**TASK DESCRIPTION:** Once you have read the listing, retype all of it exactly.

**INPUT FOR THIS TASK:**
------------------------------

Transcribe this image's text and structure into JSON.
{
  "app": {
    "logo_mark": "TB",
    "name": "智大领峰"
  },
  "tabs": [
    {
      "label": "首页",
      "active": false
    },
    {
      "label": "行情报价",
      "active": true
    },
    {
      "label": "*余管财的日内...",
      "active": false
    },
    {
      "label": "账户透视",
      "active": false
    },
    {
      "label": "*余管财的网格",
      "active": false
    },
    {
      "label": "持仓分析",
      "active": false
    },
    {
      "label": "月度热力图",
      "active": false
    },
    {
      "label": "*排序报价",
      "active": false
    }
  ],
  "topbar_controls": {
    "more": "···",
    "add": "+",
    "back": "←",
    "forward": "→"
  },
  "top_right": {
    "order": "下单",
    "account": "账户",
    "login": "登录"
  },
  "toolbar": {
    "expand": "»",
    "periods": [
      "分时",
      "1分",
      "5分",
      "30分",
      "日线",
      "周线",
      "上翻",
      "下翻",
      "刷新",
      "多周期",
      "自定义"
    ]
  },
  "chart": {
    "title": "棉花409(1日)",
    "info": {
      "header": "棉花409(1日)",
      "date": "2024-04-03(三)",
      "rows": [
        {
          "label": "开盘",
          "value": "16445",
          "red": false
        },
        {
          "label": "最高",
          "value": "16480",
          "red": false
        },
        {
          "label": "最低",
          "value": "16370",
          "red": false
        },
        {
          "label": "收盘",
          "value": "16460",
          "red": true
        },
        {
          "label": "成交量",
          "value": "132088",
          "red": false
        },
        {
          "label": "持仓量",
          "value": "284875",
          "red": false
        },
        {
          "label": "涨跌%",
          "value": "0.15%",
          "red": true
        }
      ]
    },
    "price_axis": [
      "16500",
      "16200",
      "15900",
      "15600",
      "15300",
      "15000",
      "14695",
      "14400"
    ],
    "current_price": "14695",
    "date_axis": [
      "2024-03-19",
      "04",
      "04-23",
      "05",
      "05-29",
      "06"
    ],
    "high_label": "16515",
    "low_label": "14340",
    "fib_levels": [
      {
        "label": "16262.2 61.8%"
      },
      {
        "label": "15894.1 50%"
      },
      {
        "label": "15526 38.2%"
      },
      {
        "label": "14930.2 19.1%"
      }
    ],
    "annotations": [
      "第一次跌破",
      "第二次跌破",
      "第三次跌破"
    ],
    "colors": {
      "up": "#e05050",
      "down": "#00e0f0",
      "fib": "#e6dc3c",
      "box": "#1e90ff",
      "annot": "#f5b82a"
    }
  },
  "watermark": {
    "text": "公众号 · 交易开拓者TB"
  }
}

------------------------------

**FINISHED TASK:**
Transcribe this image's text and structure into JSON.
{
  "app": {
    "logo_mark": "TB",
    "name": "智大领峰"
  },
  "tabs": [
    {
      "label": "首页",
      "active": false
    },
    {
      "label": "行情报价",
      "active": true
    },
    {
      "label": "*余管财的日内...",
      "active": false
    },
    {
      "label": "账户透视",
      "active": false
    },
    {
      "label": "*余管财的网格",
      "active": false
    },
    {
      "label": "持仓分析",
      "active": false
    },
    {
      "label": "月度热力图",
      "active": false
    },
    {
      "label": "*排序报价",
      "active": false
    }
  ],
  "topbar_controls": {
    "more": "···",
    "add": "+",
    "back": "←",
    "forward": "→"
  },
  "top_right": {
    "order": "下单",
    "account": "账户",
    "login": "登录"
  },
  "toolbar": {
    "expand": "»",
    "periods": [
      "分时",
      "1分",
      "5分",
      "30分",
      "日线",
      "周线",
      "上翻",
      "下翻",
      "刷新",
      "多周期",
      "自定义"
    ]
  },
  "chart": {
    "title": "棉花409(1日)",
    "info": {
      "header": "棉花409(1日)",
      "date": "2024-04-03(三)",
      "rows": [
        {
          "label": "开盘",
          "value": "16445",
          "red": false
        },
        {
          "label": "最高",
          "value": "16480",
          "red": false
        },
        {
          "label": "最低",
          "value": "16370",
          "red": false
        },
        {
          "label": "收盘",
          "value": "16460",
          "red": true
        },
        {
          "label": "成交量",
          "value": "132088",
          "red": false
        },
        {
          "label": "持仓量",
          "value": "284875",
          "red": false
        },
        {
          "label": "涨跌%",
          "value": "0.15%",
          "red": true
        }
      ]
    },
    "price_axis": [
      "16500",
      "16200",
      "15900",
      "15600",
      "15300",
      "15000",
      "14695",
      "14400"
    ],
    "current_price": "14695",
    "date_axis": [
      "2024-03-19",
      "04",
      "04-23",
      "05",
      "05-29",
      "06"
    ],
    "high_label": "16515",
    "low_label": "14340",
    "fib_levels": [
      {
        "label": "16262.2 61.8%"
      },
      {
        "label": "15894.1 50%"
      },
      {
        "label": "15526 38.2%"
      },
      {
        "label": "14930.2 19.1%"
      }
    ],
    "annotations": [
      "第一次跌破",
      "第二次跌破",
      "第三次跌破"
    ],
    "colors": {
      "up": "#e05050",
      "down": "#00e0f0",
      "fib": "#e6dc3c",
      "box": "#1e90ff",
      "annot": "#f5b82a"
    }
  },
  "watermark": {
    "text": "公众号 · 交易开拓者TB"
  }
}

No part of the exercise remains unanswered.